According to the UK media, further schools are now considering to impose “gender-neutral” uniforms, which are more inclusive of transgender pupils.
“One of the schools to have made the move last year is Priory School in Lewes, East Sussex, after pupils questioned why boys and girls should have to wear different clothing and stressed the importance of ensuring transgender students feel comfortable.
At Copleston High School in Ipswich, skirts feature on a list of unacceptable items of clothing alongside “skinny jeans and facial piercings,” the Sunday Times reports. All pupils at the school must wear “plain grey trousers.”
Meanwhile, at Woodhey High School in Bury, skirts have been banned because they can be “undignified and embarrassing” for staff and visitors when girls sit on the floor in assemblies and drama classes.
Eight secondary schools in Ipswich now ban skirts, meaning that the majority of girls attend “trouser-only” schools.
There are also bans in schools in Leeds, Grimsby and Bradford, where some schools with a high proportion of Muslim pupils do not allow skirts for modesty reasons,” The Independent says.
The Daily Mail provides a quote of Tony Smith, head of Priory School, from last year:
‘The reason for the uniform change initially is about equality, and decency.
Our students will all now wear the same uniform. ‘It is a much more decent uniform and it is far less likely to lead to abuse.
‘It is a gender neutral uniform, and we’ve thought carefully about that, ensuring that is was gender neutral.
‘We have transgender students in the school and we have an increasing number of students who are at that crossroads of understanding around their gender.”

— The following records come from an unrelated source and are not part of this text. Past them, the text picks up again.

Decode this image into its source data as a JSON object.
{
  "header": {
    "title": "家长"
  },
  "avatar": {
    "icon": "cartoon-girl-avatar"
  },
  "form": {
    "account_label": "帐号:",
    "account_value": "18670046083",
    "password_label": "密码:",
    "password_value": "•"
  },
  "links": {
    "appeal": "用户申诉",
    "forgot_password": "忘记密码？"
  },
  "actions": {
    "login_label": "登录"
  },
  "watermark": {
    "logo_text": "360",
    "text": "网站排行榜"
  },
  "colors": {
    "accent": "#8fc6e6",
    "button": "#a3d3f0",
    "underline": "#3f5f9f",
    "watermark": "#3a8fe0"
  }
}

According to Diane Burdaky, whose daughter Annabelle is in Year 8, also quoted by The Daily Mail, parents were never consulted about the changes.
“There was no letter or email. No word or consultation from the school at all.”

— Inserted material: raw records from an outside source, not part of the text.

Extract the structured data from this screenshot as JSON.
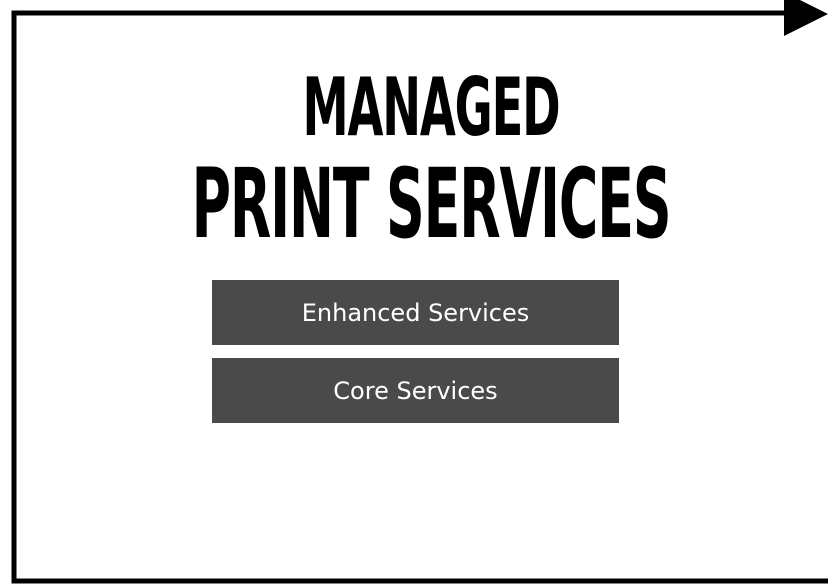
{
  "title": {
    "line1": "MANAGED",
    "line2": "PRINT SERVICES"
  },
  "services": [
    {
      "label": "Enhanced Services"
    },
    {
      "label": "Core Services"
    }
  ],
  "colors": {
    "frame": "#000000",
    "box_fill": "#4a4a4a",
    "box_text": "#ffffff",
    "background": "#ffffff"
  }
}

“My problem is why this has happened. I can’t think of any reason why girls shouldn’t wear them. For years girls have rolled their skirts up as soon as they’ve left the house. We all used to do it.”